Shaken or Stirred?

Language Scramble

It was Herman Melville who once said, “We become sad in the first place because we have nothing stirring to do.” Perhaps my present general discontent with my existence stems from a complete and utter lack of language education. For six consecutive years of my life, I was in Spanish class every day; I studied to the point of fluency.  For one wonderful year of my life, I was in daily French and Spanish classes with two wonderful instructors whom I enjoyed endlessly.

Now that I am fluent in Spanish, one of my biggest fears is losing my Spanish through nonuse. As with many things in life, it is difficult to attain but painfully easy to lose. Similarly, I consider myself to be conversant in French; I only studied it for two years however I was able to augment classroom instruction with my own personal studies to rise above the curriculum. I purchased several Portuguese instruction books during the winter but have generally fallen away from my Portuguese studies because I have been so busy. My forthcoming trip to Italy presents a wonderful opportunity to jam as much Italian into my brain as possibly in the next eleven months.

In short, I have a lot of language to maintain and no real methods by which to maintain. I do a lot of reading in Spanish but not a lot of speaking/writing. I had a Spanish pen pal several years ago, perhaps it is time to re-examine that opportunity? I don’t yet consider myself adequately versed in French to have an intelligent conversation or make any sort of contributions to the Francophone world but I have been plowing through Agatha Christie’s Hercule Poirot series which is peppered with just enough French that I feel linguistically stimulated.

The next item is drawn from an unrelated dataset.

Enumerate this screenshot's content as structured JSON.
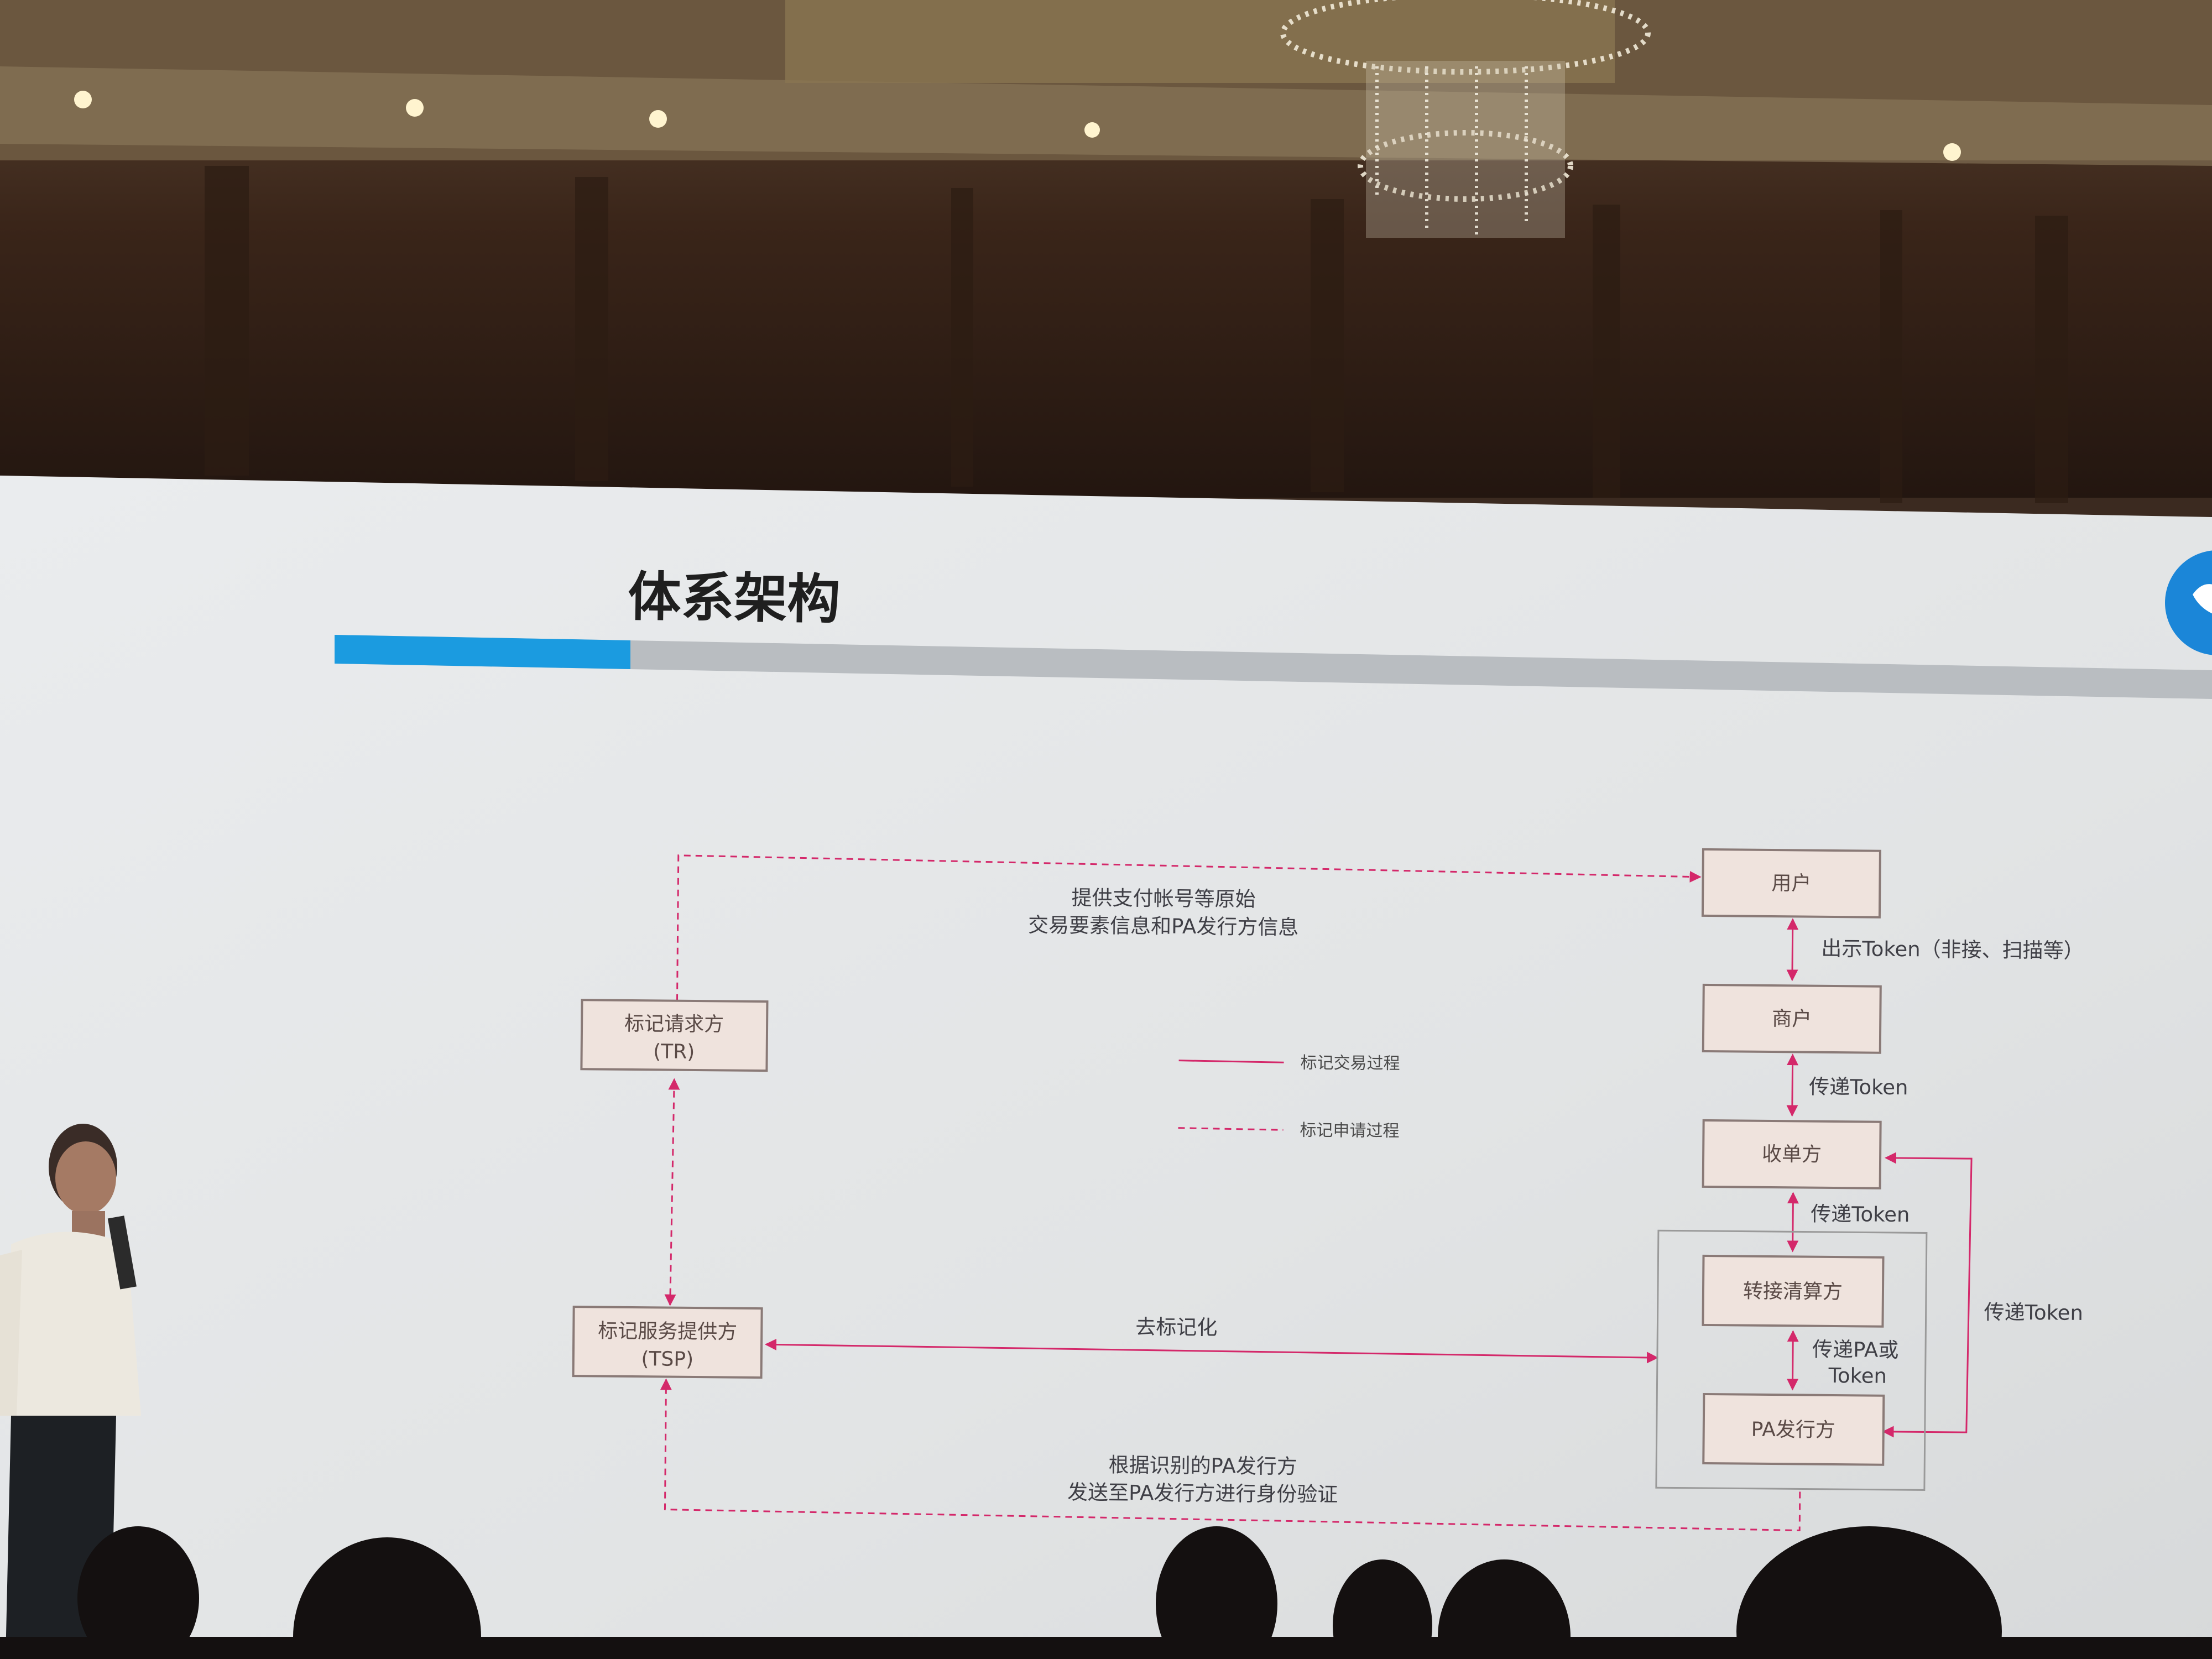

As for the Portuguese and Italian? Perhaps I would be better off waiting until I can take some classes in the fall. Either way, I am excitedly passionate about picking up both languages. It will happen in due time.

Photo: Language Scramble by magdalar on Flickr

Words That I Love

As I find myself in the midst of a complete and utter love affair with the English language, I find it appropriate to perpetuate a few certain words with which I am absolutely enamored.

  • precipice (n) – the brink of a dangerous situation. I am drawn to this word’s pronunciation, the fricative “s” and the plosive “p” produce such fascinating sounds.
  • essay (v) – to try; attempt. This word is so wonderfully powerful when spoken; to me, it communicates a true desire to attempt.
  • denigrate (v) – to speak damagingly of; criticize in a derogatory manner; sully; defame. Again, I find this word to be extremely powerful.
  • juxtaposition (n) – an act or instance of placing close together or side by side, especially for comparison or contrast. Put simply, this word sounds so complicated but is frankly quite simple.
  • nascent (adj) – beginning to exist or develop. The “sh” sound in this word fascinates me.
  • verity (n) – something that is true, as a principle, belief, idea, or statement. I associate this word with personal morals and beliefs, additionally, it sounds so elegant when used to describe one’s convictions.
  • aplomb (n) – equanimity, self-confidence, or self-possession. It is a shame that this word is used so infrequently; the elegance that dwells within its pronunciation mirrors the meaning of the word.

I’ve been keeping a list on my iPhone recently of wonderful words that I encounter in everyday speech. I have essayed to incorporate these magnificent gems into my everyday life in an effort to expand my vocabulary and grow my eloquence.

By the way, am I the only one who is confused that no synonyms for “word” exist? One would think that such a simple concept would have several different names but, alas, the closest synonym is “unit of language”.

What is your mot du jour?